(Excerpted data)

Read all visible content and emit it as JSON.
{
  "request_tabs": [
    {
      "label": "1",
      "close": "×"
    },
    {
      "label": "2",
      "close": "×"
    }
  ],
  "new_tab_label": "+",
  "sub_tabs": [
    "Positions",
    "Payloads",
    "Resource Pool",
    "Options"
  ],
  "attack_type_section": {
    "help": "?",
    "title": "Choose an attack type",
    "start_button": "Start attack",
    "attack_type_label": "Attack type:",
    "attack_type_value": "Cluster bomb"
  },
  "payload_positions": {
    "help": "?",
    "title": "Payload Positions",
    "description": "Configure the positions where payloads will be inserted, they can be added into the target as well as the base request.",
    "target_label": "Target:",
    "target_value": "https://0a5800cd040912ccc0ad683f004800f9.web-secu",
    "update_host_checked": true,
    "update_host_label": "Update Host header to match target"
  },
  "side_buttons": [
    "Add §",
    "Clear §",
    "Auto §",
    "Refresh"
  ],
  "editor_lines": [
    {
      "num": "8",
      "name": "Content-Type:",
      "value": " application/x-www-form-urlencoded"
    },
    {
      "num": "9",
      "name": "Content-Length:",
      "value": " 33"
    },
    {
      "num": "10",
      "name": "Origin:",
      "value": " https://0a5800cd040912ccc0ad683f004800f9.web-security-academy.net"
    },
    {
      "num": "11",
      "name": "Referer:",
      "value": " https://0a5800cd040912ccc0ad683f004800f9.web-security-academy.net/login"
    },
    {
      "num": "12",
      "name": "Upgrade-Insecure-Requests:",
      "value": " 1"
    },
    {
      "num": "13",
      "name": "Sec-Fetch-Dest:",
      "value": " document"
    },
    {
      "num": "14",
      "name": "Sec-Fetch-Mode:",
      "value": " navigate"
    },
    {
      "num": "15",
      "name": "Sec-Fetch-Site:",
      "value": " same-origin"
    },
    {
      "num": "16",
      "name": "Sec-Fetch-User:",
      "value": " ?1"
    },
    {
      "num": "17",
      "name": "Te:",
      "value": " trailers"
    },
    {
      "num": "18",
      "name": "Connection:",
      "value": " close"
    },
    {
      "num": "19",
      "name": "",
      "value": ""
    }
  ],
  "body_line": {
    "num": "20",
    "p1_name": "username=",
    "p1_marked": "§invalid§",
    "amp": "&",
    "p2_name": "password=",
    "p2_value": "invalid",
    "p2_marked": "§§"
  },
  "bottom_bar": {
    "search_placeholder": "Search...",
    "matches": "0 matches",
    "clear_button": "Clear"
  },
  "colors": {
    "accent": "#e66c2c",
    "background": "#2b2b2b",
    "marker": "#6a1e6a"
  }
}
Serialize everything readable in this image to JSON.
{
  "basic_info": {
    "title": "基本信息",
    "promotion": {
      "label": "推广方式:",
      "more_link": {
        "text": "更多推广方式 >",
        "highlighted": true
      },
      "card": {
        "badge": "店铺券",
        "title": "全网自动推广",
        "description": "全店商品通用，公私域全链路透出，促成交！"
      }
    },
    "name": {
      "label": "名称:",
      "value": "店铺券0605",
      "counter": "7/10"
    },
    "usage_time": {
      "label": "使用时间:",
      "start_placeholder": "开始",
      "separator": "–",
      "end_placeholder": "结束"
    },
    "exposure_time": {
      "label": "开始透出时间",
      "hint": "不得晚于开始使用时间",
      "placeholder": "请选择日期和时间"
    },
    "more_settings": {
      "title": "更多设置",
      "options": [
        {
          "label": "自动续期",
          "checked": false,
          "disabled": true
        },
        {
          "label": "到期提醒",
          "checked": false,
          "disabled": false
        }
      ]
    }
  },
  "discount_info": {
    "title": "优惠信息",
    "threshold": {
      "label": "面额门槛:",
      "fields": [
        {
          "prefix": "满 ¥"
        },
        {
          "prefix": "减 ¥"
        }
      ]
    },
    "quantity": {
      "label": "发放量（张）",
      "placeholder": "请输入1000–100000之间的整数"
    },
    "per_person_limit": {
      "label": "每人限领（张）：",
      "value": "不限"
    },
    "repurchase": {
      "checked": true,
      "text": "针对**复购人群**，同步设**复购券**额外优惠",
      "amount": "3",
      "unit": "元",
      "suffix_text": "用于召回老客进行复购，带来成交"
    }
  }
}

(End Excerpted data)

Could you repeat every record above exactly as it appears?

Read all visible content and emit it as JSON.
{
  "request_tabs": [
    {
      "label": "1",
      "close": "×"
    },
    {
      "label": "2",
      "close": "×"
    }
  ],
  "new_tab_label": "+",
  "sub_tabs": [
    "Positions",
    "Payloads",
    "Resource Pool",
    "Options"
  ],
  "attack_type_section": {
    "help": "?",
    "title": "Choose an attack type",
    "start_button": "Start attack",
    "attack_type_label": "Attack type:",
    "attack_type_value": "Cluster bomb"
  },
  "payload_positions": {
    "help": "?",
    "title": "Payload Positions",
    "description": "Configure the positions where payloads will be inserted, they can be added into the target as well as the base request.",
    "target_label": "Target:",
    "target_value": "https://0a5800cd040912ccc0ad683f004800f9.web-secu",
    "update_host_checked": true,
    "update_host_label": "Update Host header to match target"
  },
  "side_buttons": [
    "Add §",
    "Clear §",
    "Auto §",
    "Refresh"
  ],
  "editor_lines": [
    {
      "num": "8",
      "name": "Content-Type:",
      "value": " application/x-www-form-urlencoded"
    },
    {
      "num": "9",
      "name": "Content-Length:",
      "value": " 33"
    },
    {
      "num": "10",
      "name": "Origin:",
      "value": " https://0a5800cd040912ccc0ad683f004800f9.web-security-academy.net"
    },
    {
      "num": "11",
      "name": "Referer:",
      "value": " https://0a5800cd040912ccc0ad683f004800f9.web-security-academy.net/login"
    },
    {
      "num": "12",
      "name": "Upgrade-Insecure-Requests:",
      "value": " 1"
    },
    {
      "num": "13",
      "name": "Sec-Fetch-Dest:",
      "value": " document"
    },
    {
      "num": "14",
      "name": "Sec-Fetch-Mode:",
      "value": " navigate"
    },
    {
      "num": "15",
      "name": "Sec-Fetch-Site:",
      "value": " same-origin"
    },
    {
      "num": "16",
      "name": "Sec-Fetch-User:",
      "value": " ?1"
    },
    {
      "num": "17",
      "name": "Te:",
      "value": " trailers"
    },
    {
      "num": "18",
      "name": "Connection:",
      "value": " close"
    },
    {
      "num": "19",
      "name": "",
      "value": ""
    }
  ],
  "body_line": {
    "num": "20",
    "p1_name": "username=",
    "p1_marked": "§invalid§",
    "amp": "&",
    "p2_name": "password=",
    "p2_value": "invalid",
    "p2_marked": "§§"
  },
  "bottom_bar": {
    "search_placeholder": "Search...",
    "matches": "0 matches",
    "clear_button": "Clear"
  },
  "colors": {
    "accent": "#e66c2c",
    "background": "#2b2b2b",
    "marker": "#6a1e6a"
  }
}
Serialize everything readable in this image to JSON.
{
  "basic_info": {
    "title": "基本信息",
    "promotion": {
      "label": "推广方式:",
      "more_link": {
        "text": "更多推广方式 >",
        "highlighted": true
      },
      "card": {
        "badge": "店铺券",
        "title": "全网自动推广",
        "description": "全店商品通用，公私域全链路透出，促成交！"
      }
    },
    "name": {
      "label": "名称:",
      "value": "店铺券0605",
      "counter": "7/10"
    },
    "usage_time": {
      "label": "使用时间:",
      "start_placeholder": "开始",
      "separator": "–",
      "end_placeholder": "结束"
    },
    "exposure_time": {
      "label": "开始透出时间",
      "hint": "不得晚于开始使用时间",
      "placeholder": "请选择日期和时间"
    },
    "more_settings": {
      "title": "更多设置",
      "options": [
        {
          "label": "自动续期",
          "checked": false,
          "disabled": true
        },
        {
          "label": "到期提醒",
          "checked": false,
          "disabled": false
        }
      ]
    }
  },
  "discount_info": {
    "title": "优惠信息",
    "threshold": {
      "label": "面额门槛:",
      "fields": [
        {
          "prefix": "满 ¥"
        },
        {
          "prefix": "减 ¥"
        }
      ]
    },
    "quantity": {
      "label": "发放量（张）",
      "placeholder": "请输入1000–100000之间的整数"
    },
    "per_person_limit": {
      "label": "每人限领（张）：",
      "value": "不限"
    },
    "repurchase": {
      "checked": true,
      "text": "针对**复购人群**，同步设**复购券**额外优惠",
      "amount": "3",
      "unit": "元",
      "suffix_text": "用于召回老客进行复购，带来成交"
    }
  }
}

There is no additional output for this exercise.